Around the country, more than 5,200 schools shifted to remote learning or closed for at least one day this past week, according to data company Burbio Inc. Most of the school closures were due to Covid-19 cases among staff, said Burbio, which tracks K-12 school closures in districts nationwide. One notable expectation was Chicago, where the public schools closed after the teachers union voted to stop providing in-person instruction amid a standoff with city leaders over Covid-19 protocols.
Education emerged as a key issue in some competitive races last year. Mr. Youngkin won the closely fought Virginia race after campaigning on schools, tapping into some parents’ feelings that they had been shut out of decisions on race in the curriculum, Covid-19 precautions and academic standards.
“It allowed us to be competitive on territory where Republicans are not normally competitive,” said Devin O’Malley, a Republican strategist who advised Mr. Youngkin’s campaign.
Democrats say their broader policy is on track: Vaccinations are now available to teachers and students, and the $1.9 trillion Covid-19 relief law, passed in March 2021, included $130 billion in funding for schools.
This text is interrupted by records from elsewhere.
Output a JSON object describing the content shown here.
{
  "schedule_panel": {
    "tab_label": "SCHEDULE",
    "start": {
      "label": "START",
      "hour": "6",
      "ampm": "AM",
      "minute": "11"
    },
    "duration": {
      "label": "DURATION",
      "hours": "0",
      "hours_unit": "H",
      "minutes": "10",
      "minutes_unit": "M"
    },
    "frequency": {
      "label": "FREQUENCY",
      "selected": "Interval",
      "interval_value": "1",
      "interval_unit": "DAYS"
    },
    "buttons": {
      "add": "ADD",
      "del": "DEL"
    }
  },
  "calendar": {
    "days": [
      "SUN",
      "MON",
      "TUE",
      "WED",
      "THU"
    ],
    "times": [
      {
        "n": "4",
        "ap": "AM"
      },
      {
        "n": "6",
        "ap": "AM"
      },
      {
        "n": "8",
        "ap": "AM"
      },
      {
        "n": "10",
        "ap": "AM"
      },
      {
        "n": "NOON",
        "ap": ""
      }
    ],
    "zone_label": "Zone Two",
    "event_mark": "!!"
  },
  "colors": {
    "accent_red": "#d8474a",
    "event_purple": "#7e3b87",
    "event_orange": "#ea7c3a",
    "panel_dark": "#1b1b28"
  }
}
It paid for reducing class sizes, improving ventilation and gave an additional $10 billion for testing.
“That money went out to the states. And the states and the school districts have spent this money well—many of them. But, unfortunately, some haven’t,” Mr. Biden said this week. “So I encourage the states and school districts to use the funding that you still have to protect your children and keep the schools open.”
Mary Wall, senior policy adviser to the White House Covid Response Team, said this has been a top concern for the president, noting that when Mr. Biden took office, 46% of schools were open. That percentage rose to 99% in December.
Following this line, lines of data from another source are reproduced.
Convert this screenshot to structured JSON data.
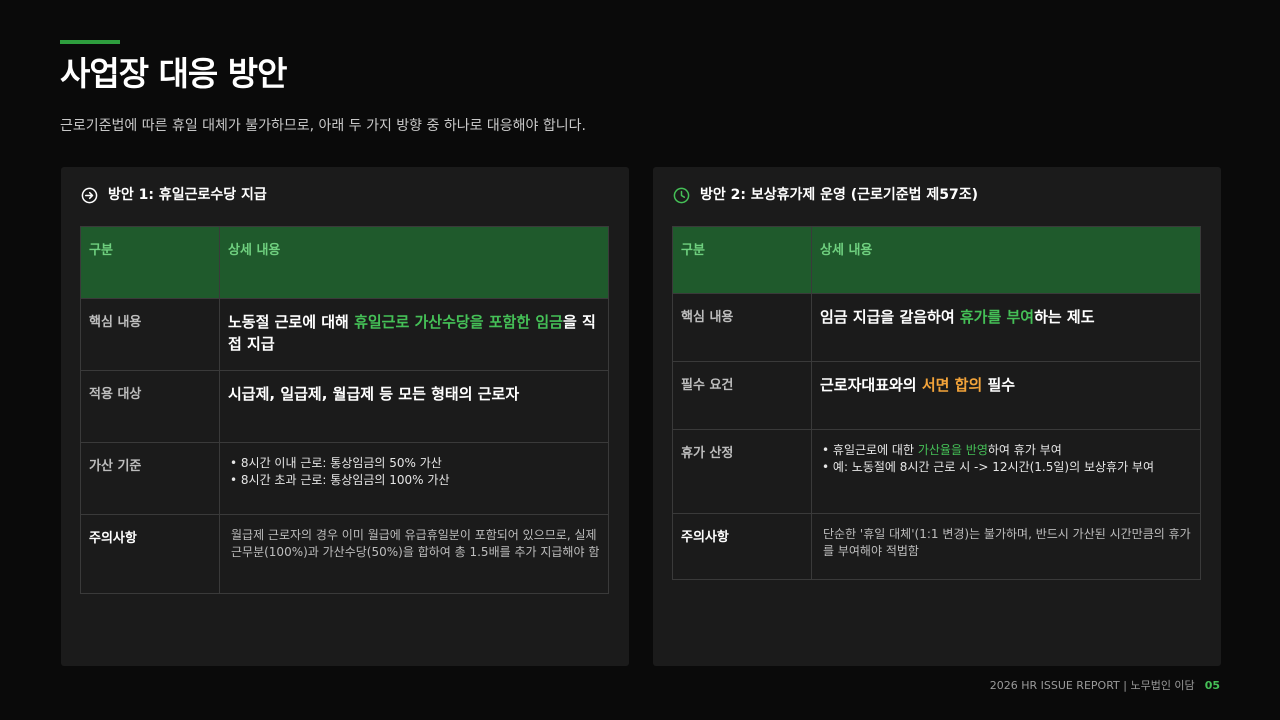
{
  "title": "사업장 대응 방안",
  "subtitle": "근로기준법에 따른 휴일 대체가 불가하므로, 아래 두 가지 방향 중 하나로 대응해야 합니다.",
  "accent_color": "#2e9e3e",
  "left": {
    "icon": "arrow-circle-right-icon",
    "heading": "방안 1: 휴일근로수당 지급",
    "col1": "구분",
    "col2": "상세 내용",
    "rows": {
      "core": {
        "label": "핵심 내용",
        "pre": "노동절 근로에 대해 ",
        "highlight": "휴일근로 가산수당을 포함한 임금",
        "post": "을 직접 지급"
      },
      "scope": {
        "label": "적용 대상",
        "text": "시급제, 일급제, 월급제 등 모든 형태의 근로자"
      },
      "rate": {
        "label": "가산 기준",
        "items": [
          "8시간 이내 근로: 통상임금의 50% 가산",
          "8시간 초과 근로: 통상임금의 100% 가산"
        ]
      },
      "caution": {
        "label": "주의사항",
        "text": "월급제 근로자의 경우 이미 월급에 유급휴일분이 포함되어 있으므로, 실제 근무분(100%)과 가산수당(50%)을 합하여 총 1.5배를 추가 지급해야 함"
      }
    }
  },
  "right": {
    "icon": "clock-icon",
    "heading": "방안 2: 보상휴가제 운영 (근로기준법 제57조)",
    "col1": "구분",
    "col2": "상세 내용",
    "rows": {
      "core": {
        "label": "핵심 내용",
        "pre": "임금 지급을 갈음하여 ",
        "highlight": "휴가를 부여",
        "post": "하는 제도"
      },
      "req": {
        "label": "필수 요건",
        "pre": "근로자대표와의 ",
        "highlight": "서면 합의",
        "post": " 필수"
      },
      "calc": {
        "label": "휴가 산정",
        "item1_pre": "휴일근로에 대한 ",
        "item1_highlight": "가산율을 반영",
        "item1_post": "하여 휴가 부여",
        "item2": "예: 노동절에 8시간 근로 시 -> 12시간(1.5일)의 보상휴가 부여"
      },
      "caution": {
        "label": "주의사항",
        "text": "단순한 '휴일 대체'(1:1 변경)는 불가하며, 반드시 가산된 시간만큼의 휴가를 부여해야 적법함"
      }
    }
  },
  "footer": {
    "text": "2026 HR ISSUE REPORT | 노무법인 이담",
    "page": "05"
  }
}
“It is very difficult to make the argument that this is not a priority for the president,” she said.
Sen. Rick Scott (R., Fla.) tweeted, “ Joe Biden said he was going to ‘shut down the virus.’ All he’s done is shut down our schools,” referring to a campaign promise.
It isn’t known how long the current surge of cases will last or just how widespread the disruptions will be. The Centers for Disease Control and Prevention has updated its Covid-19 quarantine and isolation guidance for K-12 schools, relaxing isolation and quarantine guidelines. The CDC has also endorsed the “test-to-stay” model in which students and staff can test frequently in lieu of quarantine.
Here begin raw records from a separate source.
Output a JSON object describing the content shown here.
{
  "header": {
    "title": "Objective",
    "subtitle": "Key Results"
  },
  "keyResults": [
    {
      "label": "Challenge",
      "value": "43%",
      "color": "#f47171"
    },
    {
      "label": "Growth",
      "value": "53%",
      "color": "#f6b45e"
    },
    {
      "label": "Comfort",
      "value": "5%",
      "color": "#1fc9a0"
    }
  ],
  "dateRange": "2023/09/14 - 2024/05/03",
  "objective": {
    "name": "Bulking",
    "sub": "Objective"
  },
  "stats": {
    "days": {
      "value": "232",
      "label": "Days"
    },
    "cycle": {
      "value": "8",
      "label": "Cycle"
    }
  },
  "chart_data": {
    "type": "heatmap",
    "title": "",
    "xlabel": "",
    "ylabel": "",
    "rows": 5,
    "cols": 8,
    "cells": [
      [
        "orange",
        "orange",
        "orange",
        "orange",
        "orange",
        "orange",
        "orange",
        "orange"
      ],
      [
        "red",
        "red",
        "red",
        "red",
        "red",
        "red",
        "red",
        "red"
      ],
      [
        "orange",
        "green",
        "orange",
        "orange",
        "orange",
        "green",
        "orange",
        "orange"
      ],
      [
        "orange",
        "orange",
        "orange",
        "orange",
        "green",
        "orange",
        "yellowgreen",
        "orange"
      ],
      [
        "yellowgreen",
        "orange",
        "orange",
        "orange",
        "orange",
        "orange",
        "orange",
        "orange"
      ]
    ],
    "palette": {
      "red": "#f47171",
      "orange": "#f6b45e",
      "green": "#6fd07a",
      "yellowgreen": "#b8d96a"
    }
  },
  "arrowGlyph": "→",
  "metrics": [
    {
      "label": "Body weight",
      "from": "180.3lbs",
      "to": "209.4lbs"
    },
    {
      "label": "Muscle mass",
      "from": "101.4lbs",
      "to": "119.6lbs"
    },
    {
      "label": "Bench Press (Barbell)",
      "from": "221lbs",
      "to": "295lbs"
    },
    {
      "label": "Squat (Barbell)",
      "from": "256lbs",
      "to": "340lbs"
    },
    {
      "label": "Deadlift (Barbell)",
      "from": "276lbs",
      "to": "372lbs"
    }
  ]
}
To help combat Omicron, the Biden administration is opening up more Covid testing sites and delivering 500 million Covid tests to Americans. WSJ’s Daniela Hernandez breaks down why testing is still a pain point in the U.S., two years into the pandemic.
American Federation of Teachers President Randi Weingarten said Republicans’ renewed focus on school closures was driven by a need to deflect from the anniversary of the Jan. 6 attack on the Capitol by supporters of former GOP President Donald Trump. She applauded the aid that had been sent from Washington but said more needs to be done to address teacher and bus driver shortages.
“I think where Democrats go wrong is they don’t lean into the frustration” of parents and teachers, said Ms. Weingarten. “People are hurting,” she said.
Mr. Biden has close ties to the teachers unions, which are top donors to Democratic groups that will support candidates this fall in the midterms. Ms. Wall said the unions were but one of a number of stakeholders with which the administration engages, with others including school superintendents and principals.
Rep. Tom Emmer of Minnesota, the chairman of the House Republicans campaign arm, called on Democrats to return donations from teachers unions.
Democrats point the finger back at Republicans for opposing vaccine mandates and other steps designed to contain the virus, and reiterate that Republicans didn’t vote for pandemic aid money for schools in March.
“It’s kind of rich that they are now going after anybody about not keeping schools open when they didn’t even help,” said Sen. Patty Murray (D., Wash.), chair of the Senate education panel.